Data for review Start Marker

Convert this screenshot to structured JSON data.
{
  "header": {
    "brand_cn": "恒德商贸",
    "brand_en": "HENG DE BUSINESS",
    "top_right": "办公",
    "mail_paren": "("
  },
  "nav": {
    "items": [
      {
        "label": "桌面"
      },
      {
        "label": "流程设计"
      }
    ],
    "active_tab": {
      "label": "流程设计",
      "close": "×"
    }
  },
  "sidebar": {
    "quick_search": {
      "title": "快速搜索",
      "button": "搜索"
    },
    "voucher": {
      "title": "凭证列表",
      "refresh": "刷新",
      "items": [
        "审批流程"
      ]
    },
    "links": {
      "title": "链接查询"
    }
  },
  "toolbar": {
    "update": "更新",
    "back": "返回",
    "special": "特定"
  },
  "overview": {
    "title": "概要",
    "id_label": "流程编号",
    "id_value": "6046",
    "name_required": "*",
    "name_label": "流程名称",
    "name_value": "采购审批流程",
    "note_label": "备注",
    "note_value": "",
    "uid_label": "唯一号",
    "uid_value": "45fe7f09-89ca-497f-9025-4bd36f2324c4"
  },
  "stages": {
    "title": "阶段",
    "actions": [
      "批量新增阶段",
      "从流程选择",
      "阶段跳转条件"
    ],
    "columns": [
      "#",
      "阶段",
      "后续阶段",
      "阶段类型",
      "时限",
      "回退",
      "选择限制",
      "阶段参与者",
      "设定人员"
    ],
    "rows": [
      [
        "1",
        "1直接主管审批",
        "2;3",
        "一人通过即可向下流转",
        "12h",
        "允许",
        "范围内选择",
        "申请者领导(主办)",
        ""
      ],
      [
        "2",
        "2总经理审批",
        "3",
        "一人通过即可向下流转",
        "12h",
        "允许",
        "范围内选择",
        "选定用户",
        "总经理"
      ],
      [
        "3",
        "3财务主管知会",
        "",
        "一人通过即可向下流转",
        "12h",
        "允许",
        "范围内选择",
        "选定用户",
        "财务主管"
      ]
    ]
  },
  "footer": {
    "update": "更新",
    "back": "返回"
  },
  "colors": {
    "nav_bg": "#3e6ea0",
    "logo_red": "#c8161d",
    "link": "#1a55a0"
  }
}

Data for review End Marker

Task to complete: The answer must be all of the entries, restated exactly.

Response:
Convert this screenshot to structured JSON data.
{
  "header": {
    "brand_cn": "恒德商贸",
    "brand_en": "HENG DE BUSINESS",
    "top_right": "办公",
    "mail_paren": "("
  },
  "nav": {
    "items": [
      {
        "label": "桌面"
      },
      {
        "label": "流程设计"
      }
    ],
    "active_tab": {
      "label": "流程设计",
      "close": "×"
    }
  },
  "sidebar": {
    "quick_search": {
      "title": "快速搜索",
      "button": "搜索"
    },
    "voucher": {
      "title": "凭证列表",
      "refresh": "刷新",
      "items": [
        "审批流程"
      ]
    },
    "links": {
      "title": "链接查询"
    }
  },
  "toolbar": {
    "update": "更新",
    "back": "返回",
    "special": "特定"
  },
  "overview": {
    "title": "概要",
    "id_label": "流程编号",
    "id_value": "6046",
    "name_required": "*",
    "name_label": "流程名称",
    "name_value": "采购审批流程",
    "note_label": "备注",
    "note_value": "",
    "uid_label": "唯一号",
    "uid_value": "45fe7f09-89ca-497f-9025-4bd36f2324c4"
  },
  "stages": {
    "title": "阶段",
    "actions": [
      "批量新增阶段",
      "从流程选择",
      "阶段跳转条件"
    ],
    "columns": [
      "#",
      "阶段",
      "后续阶段",
      "阶段类型",
      "时限",
      "回退",
      "选择限制",
      "阶段参与者",
      "设定人员"
    ],
    "rows": [
      [
        "1",
        "1直接主管审批",
        "2;3",
        "一人通过即可向下流转",
        "12h",
        "允许",
        "范围内选择",
        "申请者领导(主办)",
        ""
      ],
      [
        "2",
        "2总经理审批",
        "3",
        "一人通过即可向下流转",
        "12h",
        "允许",
        "范围内选择",
        "选定用户",
        "总经理"
      ],
      [
        "3",
        "3财务主管知会",
        "",
        "一人通过即可向下流转",
        "12h",
        "允许",
        "范围内选择",
        "选定用户",
        "财务主管"
      ]
    ]
  },
  "footer": {
    "update": "更新",
    "back": "返回"
  },
  "colors": {
    "nav_bg": "#3e6ea0",
    "logo_red": "#c8161d",
    "link": "#1a55a0"
  }
}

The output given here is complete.